Claire: For sure. Grimes is more conceptual-- it’s not just music for me. It’s not like I want to play a role or anything, but I definitely see my appearance as very integral. There’s a lot you can do with your physical appearance, and it definitely contextualizes you as an artist. If I dressed differently, I think the way my music is perceived would be totally different. If I just wore jeans and a shirt or if I was really sexy or something, that would totally recontextualize what Grimes is, especially considering that it’s pop music and I’m a girl and a frontperson.
Ad Hoc: So what impact does the fact that you make pop music have on what you choose (and choose not) to wear?
Claire: I think pop is associated with imagery and a way of behaving that it doesn’t need to be. I make pop music, but I also make experimental pop music and the same [goes for] the way I look. You have to give people enough of what they can understand and what seems normal, but then do something really crazy with it or fuck it up. That’s the essence of what I do. I really like a lot of things about pop music, I really like a lot of things about schoolgirl outfits, but those things on their own can be really meaningless. The classic example is Gogo Yubari in Kill Bill: that totally recontextualizes the Japanese schoolgirl. She’s, like, a fucking murderer.

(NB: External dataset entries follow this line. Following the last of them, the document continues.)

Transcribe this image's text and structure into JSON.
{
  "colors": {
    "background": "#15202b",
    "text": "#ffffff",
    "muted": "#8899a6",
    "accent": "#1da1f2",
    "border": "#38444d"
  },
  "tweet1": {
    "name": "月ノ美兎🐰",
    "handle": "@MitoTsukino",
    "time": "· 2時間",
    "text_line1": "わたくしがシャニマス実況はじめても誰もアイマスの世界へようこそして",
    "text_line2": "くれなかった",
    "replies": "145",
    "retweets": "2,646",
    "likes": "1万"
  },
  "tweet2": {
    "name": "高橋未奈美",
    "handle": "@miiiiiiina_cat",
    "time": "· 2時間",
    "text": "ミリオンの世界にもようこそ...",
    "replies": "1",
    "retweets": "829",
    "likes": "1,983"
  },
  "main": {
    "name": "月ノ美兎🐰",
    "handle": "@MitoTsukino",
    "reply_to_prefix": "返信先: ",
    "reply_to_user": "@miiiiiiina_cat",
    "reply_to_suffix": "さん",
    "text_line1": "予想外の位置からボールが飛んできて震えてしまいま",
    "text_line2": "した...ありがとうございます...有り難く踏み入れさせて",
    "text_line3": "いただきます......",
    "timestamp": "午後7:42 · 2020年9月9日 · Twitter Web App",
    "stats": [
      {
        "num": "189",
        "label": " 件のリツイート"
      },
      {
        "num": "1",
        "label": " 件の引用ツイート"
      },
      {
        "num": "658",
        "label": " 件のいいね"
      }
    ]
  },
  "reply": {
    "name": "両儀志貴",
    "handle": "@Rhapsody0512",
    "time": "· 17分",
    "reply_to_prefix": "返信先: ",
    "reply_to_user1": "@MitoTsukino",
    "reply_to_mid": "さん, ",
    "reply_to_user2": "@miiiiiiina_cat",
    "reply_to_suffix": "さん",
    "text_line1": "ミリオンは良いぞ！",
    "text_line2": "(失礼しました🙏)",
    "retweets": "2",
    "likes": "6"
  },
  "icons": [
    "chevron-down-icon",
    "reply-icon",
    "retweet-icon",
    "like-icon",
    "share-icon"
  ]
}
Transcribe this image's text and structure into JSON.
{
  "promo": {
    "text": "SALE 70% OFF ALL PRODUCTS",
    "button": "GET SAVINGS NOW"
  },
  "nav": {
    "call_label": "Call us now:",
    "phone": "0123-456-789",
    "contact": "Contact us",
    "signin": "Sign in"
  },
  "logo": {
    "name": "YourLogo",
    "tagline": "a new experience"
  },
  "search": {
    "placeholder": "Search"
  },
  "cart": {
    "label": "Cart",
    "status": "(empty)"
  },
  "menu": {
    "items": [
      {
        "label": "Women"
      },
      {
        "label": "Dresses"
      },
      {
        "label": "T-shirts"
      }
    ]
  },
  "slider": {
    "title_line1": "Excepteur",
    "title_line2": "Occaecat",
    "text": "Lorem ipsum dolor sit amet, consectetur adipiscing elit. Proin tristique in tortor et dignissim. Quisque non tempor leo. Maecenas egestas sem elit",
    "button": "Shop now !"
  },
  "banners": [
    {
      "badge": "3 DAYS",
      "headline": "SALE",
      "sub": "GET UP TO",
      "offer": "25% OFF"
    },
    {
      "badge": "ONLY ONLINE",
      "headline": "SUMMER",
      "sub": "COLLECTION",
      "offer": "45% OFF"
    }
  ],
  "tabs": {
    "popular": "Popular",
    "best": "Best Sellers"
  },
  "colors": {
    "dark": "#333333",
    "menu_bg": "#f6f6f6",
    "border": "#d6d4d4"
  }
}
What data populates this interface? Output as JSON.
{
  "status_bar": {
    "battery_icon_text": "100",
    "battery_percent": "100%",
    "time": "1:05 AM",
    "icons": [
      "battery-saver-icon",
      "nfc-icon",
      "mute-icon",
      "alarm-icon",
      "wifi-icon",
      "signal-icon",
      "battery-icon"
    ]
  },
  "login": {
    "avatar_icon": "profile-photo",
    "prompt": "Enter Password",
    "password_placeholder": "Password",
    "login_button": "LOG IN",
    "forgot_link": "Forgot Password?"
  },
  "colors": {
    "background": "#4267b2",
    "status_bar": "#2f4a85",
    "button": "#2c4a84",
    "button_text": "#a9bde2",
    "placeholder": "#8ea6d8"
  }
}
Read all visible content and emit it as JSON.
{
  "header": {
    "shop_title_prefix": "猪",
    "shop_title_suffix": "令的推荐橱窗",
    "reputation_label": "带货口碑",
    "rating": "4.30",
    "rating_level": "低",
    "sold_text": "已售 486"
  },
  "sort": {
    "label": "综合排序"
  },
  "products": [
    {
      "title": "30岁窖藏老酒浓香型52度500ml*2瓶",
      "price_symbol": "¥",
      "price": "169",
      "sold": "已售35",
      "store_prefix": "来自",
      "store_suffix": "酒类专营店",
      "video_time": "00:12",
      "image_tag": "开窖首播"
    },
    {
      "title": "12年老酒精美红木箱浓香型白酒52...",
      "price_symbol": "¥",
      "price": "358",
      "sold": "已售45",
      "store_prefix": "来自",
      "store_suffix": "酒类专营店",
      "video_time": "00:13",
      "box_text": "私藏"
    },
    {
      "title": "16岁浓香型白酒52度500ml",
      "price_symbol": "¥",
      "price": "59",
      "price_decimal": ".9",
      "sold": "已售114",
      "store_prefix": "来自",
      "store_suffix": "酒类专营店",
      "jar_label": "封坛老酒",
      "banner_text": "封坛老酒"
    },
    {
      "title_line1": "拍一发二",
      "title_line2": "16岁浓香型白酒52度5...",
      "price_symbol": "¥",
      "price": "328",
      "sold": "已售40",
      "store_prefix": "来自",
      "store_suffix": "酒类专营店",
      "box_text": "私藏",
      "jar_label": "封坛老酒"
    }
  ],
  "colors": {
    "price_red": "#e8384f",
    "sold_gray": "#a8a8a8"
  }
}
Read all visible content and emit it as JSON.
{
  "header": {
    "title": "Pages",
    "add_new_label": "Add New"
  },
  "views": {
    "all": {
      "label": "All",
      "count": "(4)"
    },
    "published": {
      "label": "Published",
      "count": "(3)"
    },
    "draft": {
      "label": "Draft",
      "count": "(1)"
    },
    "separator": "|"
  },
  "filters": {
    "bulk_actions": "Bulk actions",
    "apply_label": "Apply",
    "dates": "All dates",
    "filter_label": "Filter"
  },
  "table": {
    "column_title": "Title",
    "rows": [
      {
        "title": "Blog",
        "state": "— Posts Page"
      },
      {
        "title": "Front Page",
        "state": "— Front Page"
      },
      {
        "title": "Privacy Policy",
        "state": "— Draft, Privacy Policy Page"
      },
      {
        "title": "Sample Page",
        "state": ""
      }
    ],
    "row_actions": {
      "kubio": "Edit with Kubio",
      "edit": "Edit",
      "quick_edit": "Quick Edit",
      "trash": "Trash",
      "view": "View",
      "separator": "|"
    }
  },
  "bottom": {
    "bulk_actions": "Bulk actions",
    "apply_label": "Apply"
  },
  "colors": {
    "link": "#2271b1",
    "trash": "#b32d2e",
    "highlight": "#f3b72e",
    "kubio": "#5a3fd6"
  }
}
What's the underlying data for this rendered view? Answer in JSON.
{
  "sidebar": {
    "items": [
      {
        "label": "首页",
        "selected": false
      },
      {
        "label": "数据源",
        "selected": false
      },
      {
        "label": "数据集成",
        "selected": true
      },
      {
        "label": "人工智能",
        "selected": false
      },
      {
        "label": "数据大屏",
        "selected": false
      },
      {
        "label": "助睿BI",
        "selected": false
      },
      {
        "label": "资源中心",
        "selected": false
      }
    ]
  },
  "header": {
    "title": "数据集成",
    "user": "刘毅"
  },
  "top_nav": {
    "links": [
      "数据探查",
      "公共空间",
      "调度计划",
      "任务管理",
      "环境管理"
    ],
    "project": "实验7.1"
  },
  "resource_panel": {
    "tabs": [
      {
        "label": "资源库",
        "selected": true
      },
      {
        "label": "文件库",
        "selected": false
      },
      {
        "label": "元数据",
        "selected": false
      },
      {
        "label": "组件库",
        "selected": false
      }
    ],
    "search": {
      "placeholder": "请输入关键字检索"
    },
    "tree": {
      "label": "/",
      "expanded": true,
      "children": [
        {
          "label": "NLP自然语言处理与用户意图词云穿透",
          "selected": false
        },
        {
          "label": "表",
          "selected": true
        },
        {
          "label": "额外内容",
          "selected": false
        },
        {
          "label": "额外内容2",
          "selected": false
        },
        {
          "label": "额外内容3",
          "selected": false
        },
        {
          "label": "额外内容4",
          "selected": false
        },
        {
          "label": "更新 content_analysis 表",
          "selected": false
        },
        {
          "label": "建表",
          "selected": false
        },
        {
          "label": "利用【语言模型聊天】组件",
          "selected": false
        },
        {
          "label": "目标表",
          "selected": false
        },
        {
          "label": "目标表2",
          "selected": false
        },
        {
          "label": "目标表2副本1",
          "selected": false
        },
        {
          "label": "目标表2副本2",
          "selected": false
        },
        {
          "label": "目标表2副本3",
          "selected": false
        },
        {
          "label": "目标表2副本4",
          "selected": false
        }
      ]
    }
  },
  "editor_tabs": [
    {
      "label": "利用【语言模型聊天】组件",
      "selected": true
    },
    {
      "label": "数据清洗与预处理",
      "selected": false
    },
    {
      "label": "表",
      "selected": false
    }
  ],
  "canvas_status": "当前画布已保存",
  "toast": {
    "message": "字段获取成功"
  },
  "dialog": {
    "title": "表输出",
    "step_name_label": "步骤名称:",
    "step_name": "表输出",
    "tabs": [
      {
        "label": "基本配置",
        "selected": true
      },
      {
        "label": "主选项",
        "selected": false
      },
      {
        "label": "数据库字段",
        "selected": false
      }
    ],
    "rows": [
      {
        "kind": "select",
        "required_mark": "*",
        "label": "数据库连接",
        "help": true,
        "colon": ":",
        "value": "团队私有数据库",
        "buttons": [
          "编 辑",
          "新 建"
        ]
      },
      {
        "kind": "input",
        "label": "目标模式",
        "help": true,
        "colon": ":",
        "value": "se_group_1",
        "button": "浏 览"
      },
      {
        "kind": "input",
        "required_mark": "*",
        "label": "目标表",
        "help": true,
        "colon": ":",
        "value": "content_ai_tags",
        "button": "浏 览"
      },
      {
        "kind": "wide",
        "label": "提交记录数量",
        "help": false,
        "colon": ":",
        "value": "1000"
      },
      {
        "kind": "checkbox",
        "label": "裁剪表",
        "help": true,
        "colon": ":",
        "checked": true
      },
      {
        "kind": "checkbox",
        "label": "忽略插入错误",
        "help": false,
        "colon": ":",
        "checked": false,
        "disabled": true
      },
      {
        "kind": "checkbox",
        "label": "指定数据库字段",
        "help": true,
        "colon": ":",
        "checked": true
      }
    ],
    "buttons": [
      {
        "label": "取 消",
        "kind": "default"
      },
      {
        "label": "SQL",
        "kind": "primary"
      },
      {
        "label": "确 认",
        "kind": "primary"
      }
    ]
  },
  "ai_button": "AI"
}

Ad Hoc: Do you have a strong interest in design collaboration? I know you already co-designed some rings with Montreal sculptor and jeweler Morgan Black, and have some chainmail armor coming out as well.
Claire: Yeah, definitely. I’ve always made clothes. I like collaborating on stuff like that, but I don’t like collaborating necessarily with music because I feel like it’s something I have control of. But with clothes or jewelry or sculpture or video, it’s cool to work with people who know things I don’t and who can do things better than me. I like letting people do what they want creatively and then I’m doing what I want creatively, and we usually make something better than I would’ve done anyway.
Ad Hoc: Sci-Fi has come up a lot in your interviews. What is it about that genre that resonates with you aesthetically?
Claire: There are a lot of really strong female characters, like in Ghost in the Shell or Blade Runner. The protagonists in those films were always my icons when I was a kid because they’re bad-ass. Also, it’s cool to flirt with traditional ideas of sci-fi. I think imagining the possibilities of technology and incorporating that into what you’re doing is our reality.
Ad Hoc: Does being a visual artist add another dimension to the way you see fashion?
Claire: I think it’s all interrelated. [What’s] interesting about fashion is that the human body and humans in general are obviously a real point of artistic fixation. People find them beautiful (because we’re supposed to procreate and prolong our species!) and [fashion] is an art form that focuses exclusively on that. That’s the point of the art form: to decorate and beautify the human body.
Ad Hoc: If you could characterize the way you dress as the lovechild of any two cultural entities, real or imagined, what would they be?
Claire: Hm. Tank Girl, The Fifth Element and Save the Last Dance. (Sorry, that’s three.)